Work instruction:
Pull each line holding "chevron" out of the entries below.

Records from a data source
------------------------------------------------

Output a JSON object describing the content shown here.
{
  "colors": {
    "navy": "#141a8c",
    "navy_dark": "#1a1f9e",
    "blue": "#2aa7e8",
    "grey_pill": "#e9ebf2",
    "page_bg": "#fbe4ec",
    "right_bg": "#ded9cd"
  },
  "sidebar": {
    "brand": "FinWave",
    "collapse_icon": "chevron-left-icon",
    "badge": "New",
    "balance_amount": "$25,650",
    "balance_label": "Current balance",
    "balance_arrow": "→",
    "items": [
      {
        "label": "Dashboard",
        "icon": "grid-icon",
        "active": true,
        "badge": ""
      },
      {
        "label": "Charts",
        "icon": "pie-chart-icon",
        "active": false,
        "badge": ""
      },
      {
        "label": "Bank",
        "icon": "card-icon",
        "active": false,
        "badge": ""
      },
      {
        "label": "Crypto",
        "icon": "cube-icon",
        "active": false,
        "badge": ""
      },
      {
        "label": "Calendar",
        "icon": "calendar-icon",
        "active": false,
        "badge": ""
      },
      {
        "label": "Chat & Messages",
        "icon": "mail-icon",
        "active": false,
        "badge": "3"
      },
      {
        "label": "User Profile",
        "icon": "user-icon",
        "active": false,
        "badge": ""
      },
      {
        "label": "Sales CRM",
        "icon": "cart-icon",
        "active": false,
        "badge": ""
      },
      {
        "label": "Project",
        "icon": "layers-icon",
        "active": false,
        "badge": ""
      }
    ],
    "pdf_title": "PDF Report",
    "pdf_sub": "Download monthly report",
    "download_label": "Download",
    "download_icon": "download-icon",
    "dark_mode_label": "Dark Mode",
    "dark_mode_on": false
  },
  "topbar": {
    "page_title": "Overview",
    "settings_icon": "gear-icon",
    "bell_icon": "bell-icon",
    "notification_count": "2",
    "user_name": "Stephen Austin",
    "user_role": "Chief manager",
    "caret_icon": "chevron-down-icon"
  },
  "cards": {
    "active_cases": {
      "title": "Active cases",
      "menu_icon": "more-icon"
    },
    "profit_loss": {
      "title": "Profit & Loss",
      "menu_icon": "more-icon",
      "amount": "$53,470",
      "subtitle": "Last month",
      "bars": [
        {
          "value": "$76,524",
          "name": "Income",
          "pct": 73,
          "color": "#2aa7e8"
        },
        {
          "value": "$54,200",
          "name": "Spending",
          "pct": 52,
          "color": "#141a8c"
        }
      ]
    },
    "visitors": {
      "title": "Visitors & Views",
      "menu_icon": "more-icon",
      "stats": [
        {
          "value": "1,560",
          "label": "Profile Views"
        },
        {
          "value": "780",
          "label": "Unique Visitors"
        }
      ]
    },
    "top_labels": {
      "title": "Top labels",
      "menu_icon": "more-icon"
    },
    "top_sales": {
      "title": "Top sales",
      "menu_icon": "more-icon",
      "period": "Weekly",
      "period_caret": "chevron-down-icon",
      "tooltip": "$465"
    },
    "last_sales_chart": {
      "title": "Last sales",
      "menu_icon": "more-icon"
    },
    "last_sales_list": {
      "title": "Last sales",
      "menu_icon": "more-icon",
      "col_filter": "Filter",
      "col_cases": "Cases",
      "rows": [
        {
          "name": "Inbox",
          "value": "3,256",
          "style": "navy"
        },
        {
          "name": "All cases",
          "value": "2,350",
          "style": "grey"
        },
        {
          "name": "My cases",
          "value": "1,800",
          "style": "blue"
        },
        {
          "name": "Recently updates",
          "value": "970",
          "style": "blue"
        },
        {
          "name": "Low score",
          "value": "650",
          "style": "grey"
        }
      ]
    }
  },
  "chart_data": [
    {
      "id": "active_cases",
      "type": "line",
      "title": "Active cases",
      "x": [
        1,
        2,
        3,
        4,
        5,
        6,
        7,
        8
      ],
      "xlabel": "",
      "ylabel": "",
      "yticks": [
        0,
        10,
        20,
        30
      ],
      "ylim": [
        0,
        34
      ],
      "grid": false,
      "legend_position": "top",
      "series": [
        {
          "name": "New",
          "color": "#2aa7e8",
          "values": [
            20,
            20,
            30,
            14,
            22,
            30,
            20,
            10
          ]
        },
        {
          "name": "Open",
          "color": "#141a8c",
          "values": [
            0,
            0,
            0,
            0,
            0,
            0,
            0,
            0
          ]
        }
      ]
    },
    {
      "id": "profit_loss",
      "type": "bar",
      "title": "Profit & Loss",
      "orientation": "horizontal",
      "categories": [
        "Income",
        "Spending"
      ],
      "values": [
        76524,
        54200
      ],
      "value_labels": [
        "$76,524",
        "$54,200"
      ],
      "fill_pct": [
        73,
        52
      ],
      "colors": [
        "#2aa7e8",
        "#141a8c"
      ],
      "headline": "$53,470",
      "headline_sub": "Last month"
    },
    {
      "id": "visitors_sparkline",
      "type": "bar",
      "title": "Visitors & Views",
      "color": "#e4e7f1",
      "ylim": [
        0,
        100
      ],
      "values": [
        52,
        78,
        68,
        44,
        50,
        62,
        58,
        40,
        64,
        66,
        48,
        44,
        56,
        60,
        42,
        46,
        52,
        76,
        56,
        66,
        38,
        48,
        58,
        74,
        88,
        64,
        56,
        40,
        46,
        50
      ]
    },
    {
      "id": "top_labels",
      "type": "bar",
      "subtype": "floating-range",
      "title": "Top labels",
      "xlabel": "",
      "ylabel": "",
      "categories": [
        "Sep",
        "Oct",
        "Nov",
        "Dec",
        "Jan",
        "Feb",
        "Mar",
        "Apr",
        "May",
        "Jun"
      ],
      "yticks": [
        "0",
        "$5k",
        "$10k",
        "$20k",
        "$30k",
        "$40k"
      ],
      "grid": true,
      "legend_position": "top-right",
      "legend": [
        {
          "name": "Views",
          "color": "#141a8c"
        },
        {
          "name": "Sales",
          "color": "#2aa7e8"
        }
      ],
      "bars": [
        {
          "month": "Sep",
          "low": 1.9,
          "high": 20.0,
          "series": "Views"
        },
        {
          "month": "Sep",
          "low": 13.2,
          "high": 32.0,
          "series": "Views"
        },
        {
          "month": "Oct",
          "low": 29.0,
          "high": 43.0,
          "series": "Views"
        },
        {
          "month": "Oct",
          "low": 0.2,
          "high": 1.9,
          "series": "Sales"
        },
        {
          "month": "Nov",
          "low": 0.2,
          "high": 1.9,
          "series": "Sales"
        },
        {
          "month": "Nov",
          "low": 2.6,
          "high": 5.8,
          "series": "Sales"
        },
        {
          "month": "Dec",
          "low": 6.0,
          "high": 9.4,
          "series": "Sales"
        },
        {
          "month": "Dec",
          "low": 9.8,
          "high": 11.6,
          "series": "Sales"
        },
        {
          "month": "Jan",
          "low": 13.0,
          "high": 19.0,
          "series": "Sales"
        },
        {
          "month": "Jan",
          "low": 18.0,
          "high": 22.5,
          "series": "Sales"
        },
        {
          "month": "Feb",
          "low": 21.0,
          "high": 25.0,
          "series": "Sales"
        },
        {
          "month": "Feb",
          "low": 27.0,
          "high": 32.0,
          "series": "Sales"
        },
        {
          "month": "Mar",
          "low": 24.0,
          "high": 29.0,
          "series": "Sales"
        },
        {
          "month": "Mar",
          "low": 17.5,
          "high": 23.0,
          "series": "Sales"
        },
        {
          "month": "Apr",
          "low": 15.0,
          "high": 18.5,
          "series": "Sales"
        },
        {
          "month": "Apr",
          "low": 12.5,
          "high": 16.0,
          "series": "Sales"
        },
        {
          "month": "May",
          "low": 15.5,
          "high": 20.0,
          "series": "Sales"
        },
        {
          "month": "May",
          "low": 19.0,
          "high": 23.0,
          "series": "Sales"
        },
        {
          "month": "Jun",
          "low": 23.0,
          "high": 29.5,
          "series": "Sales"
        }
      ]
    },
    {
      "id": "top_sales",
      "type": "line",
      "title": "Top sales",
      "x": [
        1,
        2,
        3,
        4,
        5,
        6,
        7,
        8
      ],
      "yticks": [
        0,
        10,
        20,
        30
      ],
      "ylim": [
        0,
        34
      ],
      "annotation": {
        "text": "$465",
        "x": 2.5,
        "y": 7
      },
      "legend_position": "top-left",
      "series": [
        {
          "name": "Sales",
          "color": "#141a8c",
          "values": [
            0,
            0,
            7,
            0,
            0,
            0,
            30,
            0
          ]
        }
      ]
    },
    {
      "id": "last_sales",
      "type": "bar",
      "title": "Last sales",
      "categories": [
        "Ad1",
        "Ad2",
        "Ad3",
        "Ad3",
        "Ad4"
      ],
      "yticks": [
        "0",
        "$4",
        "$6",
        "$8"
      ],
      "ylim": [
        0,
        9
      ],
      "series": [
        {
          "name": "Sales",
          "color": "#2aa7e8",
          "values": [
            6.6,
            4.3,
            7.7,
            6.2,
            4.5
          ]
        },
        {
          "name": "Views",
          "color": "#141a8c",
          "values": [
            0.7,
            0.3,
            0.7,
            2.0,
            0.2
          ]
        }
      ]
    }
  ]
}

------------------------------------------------

Response below:
    "collapse_icon": "chevron-left-icon",
    "caret_icon": "chevron-down-icon"
      "period_caret": "chevron-down-icon",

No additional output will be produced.